Information shown –
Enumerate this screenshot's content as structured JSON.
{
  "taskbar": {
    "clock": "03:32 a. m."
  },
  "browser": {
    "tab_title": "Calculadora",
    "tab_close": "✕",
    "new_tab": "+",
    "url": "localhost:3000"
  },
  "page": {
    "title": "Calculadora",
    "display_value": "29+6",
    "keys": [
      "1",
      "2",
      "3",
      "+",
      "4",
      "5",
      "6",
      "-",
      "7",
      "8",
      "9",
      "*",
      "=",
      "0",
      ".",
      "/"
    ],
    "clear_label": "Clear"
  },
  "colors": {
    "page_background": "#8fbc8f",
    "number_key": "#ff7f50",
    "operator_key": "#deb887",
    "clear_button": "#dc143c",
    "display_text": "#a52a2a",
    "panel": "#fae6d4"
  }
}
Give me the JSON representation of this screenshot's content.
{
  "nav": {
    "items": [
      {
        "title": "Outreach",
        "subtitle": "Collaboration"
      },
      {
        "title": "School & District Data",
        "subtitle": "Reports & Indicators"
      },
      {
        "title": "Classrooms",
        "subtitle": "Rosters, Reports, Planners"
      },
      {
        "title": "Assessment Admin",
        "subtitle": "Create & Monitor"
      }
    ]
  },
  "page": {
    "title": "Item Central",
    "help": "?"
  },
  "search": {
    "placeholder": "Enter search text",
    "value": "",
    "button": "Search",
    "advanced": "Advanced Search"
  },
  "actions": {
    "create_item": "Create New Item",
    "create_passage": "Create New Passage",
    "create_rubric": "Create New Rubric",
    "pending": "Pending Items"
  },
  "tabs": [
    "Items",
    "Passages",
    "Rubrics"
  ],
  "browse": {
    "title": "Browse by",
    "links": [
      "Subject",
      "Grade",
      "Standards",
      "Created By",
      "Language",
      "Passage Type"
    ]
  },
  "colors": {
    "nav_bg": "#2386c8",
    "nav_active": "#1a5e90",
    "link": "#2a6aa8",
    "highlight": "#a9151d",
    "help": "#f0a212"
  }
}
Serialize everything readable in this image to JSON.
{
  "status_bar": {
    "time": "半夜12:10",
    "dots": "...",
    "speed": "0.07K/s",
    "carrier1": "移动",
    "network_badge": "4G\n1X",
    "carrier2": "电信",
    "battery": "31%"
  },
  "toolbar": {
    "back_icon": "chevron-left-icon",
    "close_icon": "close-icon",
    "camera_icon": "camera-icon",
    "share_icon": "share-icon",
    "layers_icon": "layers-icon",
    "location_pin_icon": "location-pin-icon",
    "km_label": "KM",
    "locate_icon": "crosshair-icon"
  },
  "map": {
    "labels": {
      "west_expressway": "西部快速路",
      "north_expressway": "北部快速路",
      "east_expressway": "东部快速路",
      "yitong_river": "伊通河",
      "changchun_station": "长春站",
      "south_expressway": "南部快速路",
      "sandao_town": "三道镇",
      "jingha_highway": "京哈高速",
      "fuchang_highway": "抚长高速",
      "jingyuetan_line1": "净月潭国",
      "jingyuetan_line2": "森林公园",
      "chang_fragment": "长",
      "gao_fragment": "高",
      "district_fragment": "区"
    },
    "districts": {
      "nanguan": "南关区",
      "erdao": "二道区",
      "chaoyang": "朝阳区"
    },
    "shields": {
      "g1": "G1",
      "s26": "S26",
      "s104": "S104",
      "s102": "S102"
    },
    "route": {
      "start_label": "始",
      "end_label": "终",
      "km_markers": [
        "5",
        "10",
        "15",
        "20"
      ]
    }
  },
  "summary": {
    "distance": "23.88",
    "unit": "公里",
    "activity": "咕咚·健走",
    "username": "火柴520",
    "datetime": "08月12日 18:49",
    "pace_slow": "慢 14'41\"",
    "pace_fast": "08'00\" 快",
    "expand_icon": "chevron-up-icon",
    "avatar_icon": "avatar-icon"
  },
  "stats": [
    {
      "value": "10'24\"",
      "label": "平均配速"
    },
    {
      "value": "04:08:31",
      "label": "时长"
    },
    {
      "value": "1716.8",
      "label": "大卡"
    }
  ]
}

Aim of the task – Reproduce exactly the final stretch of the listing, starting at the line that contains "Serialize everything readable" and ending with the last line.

Result of this task –
Serialize everything readable in this image to JSON.
{
  "status_bar": {
    "time": "半夜12:10",
    "dots": "...",
    "speed": "0.07K/s",
    "carrier1": "移动",
    "network_badge": "4G\n1X",
    "carrier2": "电信",
    "battery": "31%"
  },
  "toolbar": {
    "back_icon": "chevron-left-icon",
    "close_icon": "close-icon",
    "camera_icon": "camera-icon",
    "share_icon": "share-icon",
    "layers_icon": "layers-icon",
    "location_pin_icon": "location-pin-icon",
    "km_label": "KM",
    "locate_icon": "crosshair-icon"
  },
  "map": {
    "labels": {
      "west_expressway": "西部快速路",
      "north_expressway": "北部快速路",
      "east_expressway": "东部快速路",
      "yitong_river": "伊通河",
      "changchun_station": "长春站",
      "south_expressway": "南部快速路",
      "sandao_town": "三道镇",
      "jingha_highway": "京哈高速",
      "fuchang_highway": "抚长高速",
      "jingyuetan_line1": "净月潭国",
      "jingyuetan_line2": "森林公园",
      "chang_fragment": "长",
      "gao_fragment": "高",
      "district_fragment": "区"
    },
    "districts": {
      "nanguan": "南关区",
      "erdao": "二道区",
      "chaoyang": "朝阳区"
    },
    "shields": {
      "g1": "G1",
      "s26": "S26",
      "s104": "S104",
      "s102": "S102"
    },
    "route": {
      "start_label": "始",
      "end_label": "终",
      "km_markers": [
        "5",
        "10",
        "15",
        "20"
      ]
    }
  },
  "summary": {
    "distance": "23.88",
    "unit": "公里",
    "activity": "咕咚·健走",
    "username": "火柴520",
    "datetime": "08月12日 18:49",
    "pace_slow": "慢 14'41\"",
    "pace_fast": "08'00\" 快",
    "expand_icon": "chevron-up-icon",
    "avatar_icon": "avatar-icon"
  },
  "stats": [
    {
      "value": "10'24\"",
      "label": "平均配速"
    },
    {
      "value": "04:08:31",
      "label": "时长"
    },
    {
      "value": "1716.8",
      "label": "大卡"
    }
  ]
}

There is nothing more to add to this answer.